## DATA RECORDS

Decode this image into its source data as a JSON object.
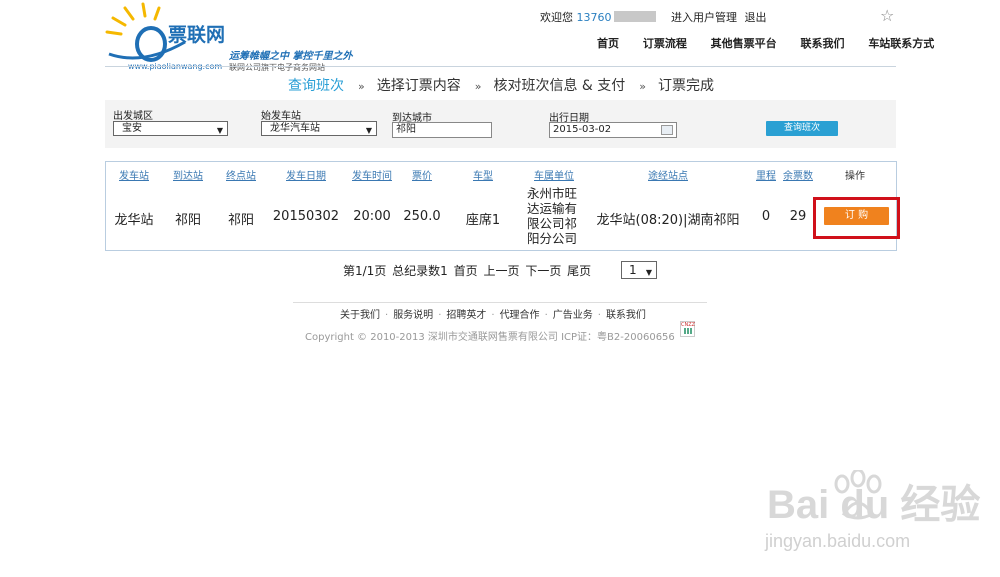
{
  "brand": {
    "name": "票联网",
    "url": "www.piaolianwang.com",
    "slogan": "运筹帷幄之中 掌控千里之外",
    "subtitle": "联网公司旗下电子商务网站"
  },
  "topbar": {
    "welcome": "欢迎您",
    "phone": "13760",
    "user_manage": "进入用户管理",
    "logout": "退出"
  },
  "nav": [
    "首页",
    "订票流程",
    "其他售票平台",
    "联系我们",
    "车站联系方式"
  ],
  "steps": {
    "items": [
      "查询班次",
      "选择订票内容",
      "核对班次信息 & 支付",
      "订票完成"
    ],
    "arrow": "»",
    "active_index": 0
  },
  "search": {
    "from_city_label": "出发城区",
    "from_city_value": "宝安",
    "station_label": "始发车站",
    "station_value": "龙华汽车站",
    "to_city_label": "到达城市",
    "to_city_value": "祁阳",
    "date_label": "出行日期",
    "date_value": "2015-03-02",
    "query_button": "查询班次"
  },
  "table": {
    "headers": [
      "发车站",
      "到达站",
      "终点站",
      "发车日期",
      "发车时间",
      "票价",
      "车型",
      "车属单位",
      "途经站点",
      "里程",
      "余票数",
      "操作"
    ],
    "rows": [
      {
        "from": "龙华站",
        "to": "祁阳",
        "terminal": "祁阳",
        "date": "20150302",
        "time": "20:00",
        "price": "250.0",
        "type": "座席1",
        "company": "永州市旺达运输有限公司祁阳分公司",
        "via": "龙华站(08:20)|湖南祁阳",
        "mileage": "0",
        "remaining": "29",
        "action": "订 购"
      }
    ]
  },
  "pager": {
    "page_info": "第1/1页",
    "total": "总纪录数1",
    "first": "首页",
    "prev": "上一页",
    "next": "下一页",
    "last": "尾页",
    "current": "1"
  },
  "footer": {
    "links": [
      "关于我们",
      "服务说明",
      "招聘英才",
      "代理合作",
      "广告业务",
      "联系我们"
    ],
    "copyright": "Copyright © 2010-2013 深圳市交通联网售票有限公司 ICP证：粤B2-20060656",
    "cnzz": "CNZZ"
  },
  "watermark": {
    "text": "Bai du 经验",
    "url": "jingyan.baidu.com"
  },
  "colors": {
    "accent": "#2a9fd6",
    "buy_button": "#f0821e",
    "highlight_box": "#d0101a"
  }
}
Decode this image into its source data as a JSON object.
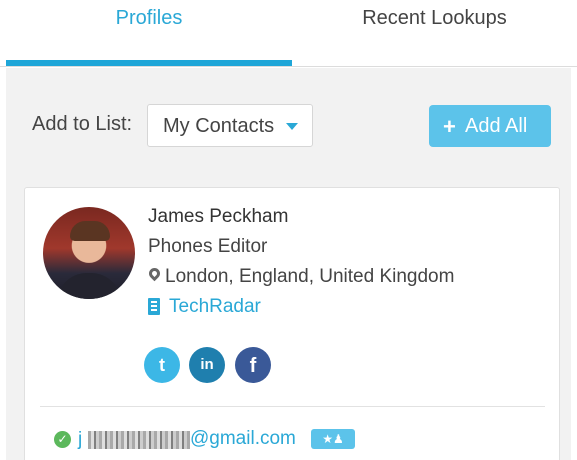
{
  "tabs": {
    "profiles": "Profiles",
    "recent_lookups": "Recent Lookups",
    "active": "Profiles"
  },
  "toolbar": {
    "add_to_list_label": "Add to List:",
    "list_value": "My Contacts",
    "add_all_label": "Add All",
    "add_all_icon": "plus-icon"
  },
  "profile": {
    "name": "James Peckham",
    "title": "Phones Editor",
    "location": "London, England, United Kingdom",
    "company": "TechRadar",
    "social": [
      {
        "network": "twitter",
        "glyph": "t"
      },
      {
        "network": "linkedin",
        "glyph": "in"
      },
      {
        "network": "facebook",
        "glyph": "f"
      }
    ],
    "email": {
      "user_visible": "j",
      "domain": "@gmail.com",
      "verified": true,
      "badge": "★♟"
    }
  },
  "colors": {
    "accent": "#2aa8d6",
    "button": "#5cc3ea",
    "panel_bg": "#f2f2f2",
    "verified": "#5cb85c"
  }
}
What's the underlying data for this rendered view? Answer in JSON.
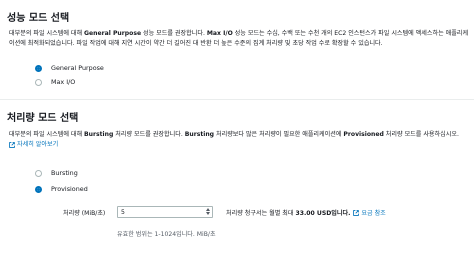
{
  "perf_mode": {
    "title": "성능 모드 선택",
    "desc_1": "대부분의 파일 시스템에 대해 ",
    "desc_bold_1": "General Purpose",
    "desc_2": " 성능 모드를 권장합니다. ",
    "desc_bold_2": "Max I/O",
    "desc_3": " 성능 모드는 수십, 수백 또는 수천 개의 EC2 인스턴스가 파일 시스템에 액세스하는 애플리케이션에 최적화되었습니다. 파일 작업에 대해 지연 시간이 약간 더 길어진 대 반환 더 높은 수준의 집계 처리량 및 초당 작업 수로 확장할 수 있습니다.",
    "options": [
      {
        "label": "General Purpose",
        "selected": true
      },
      {
        "label": "Max I/O",
        "selected": false
      }
    ]
  },
  "throughput_mode": {
    "title": "처리량 모드 선택",
    "desc_1": "대부분의 파일 시스템에 대해 ",
    "desc_bold_1": "Bursting",
    "desc_2": " 처리량 모드를 권장합니다. ",
    "desc_bold_2": "Bursting",
    "desc_3": " 처리량보다 많은 처리량이 필요한 애플리케이션에 ",
    "desc_bold_3": "Provisioned",
    "desc_4": " 처리량 모드를 사용하십시오.",
    "learn_more": "자세히 알아보기",
    "options": [
      {
        "label": "Bursting",
        "selected": false
      },
      {
        "label": "Provisioned",
        "selected": true
      }
    ],
    "throughput_label": "처리량 (MiB/초)",
    "throughput_value": "5",
    "price_note_prefix": "처리량 청구서는 월별 최대",
    "price_amount": "33.00 USD입니다.",
    "price_link": "요금 참조",
    "hint": "유효한 범위는 1-1024입니다. MiB/초"
  },
  "colors": {
    "accent": "#0073bb",
    "text": "#16191f",
    "muted": "#545b64",
    "divider": "#eaeded"
  },
  "icons": {
    "external_link": "external-link-icon"
  }
}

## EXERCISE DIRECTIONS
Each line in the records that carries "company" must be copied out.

## EXERCISE RESULT
        "company": "永州市旺达运输有限公司祁阳分公司",
    "company": "TechRadar",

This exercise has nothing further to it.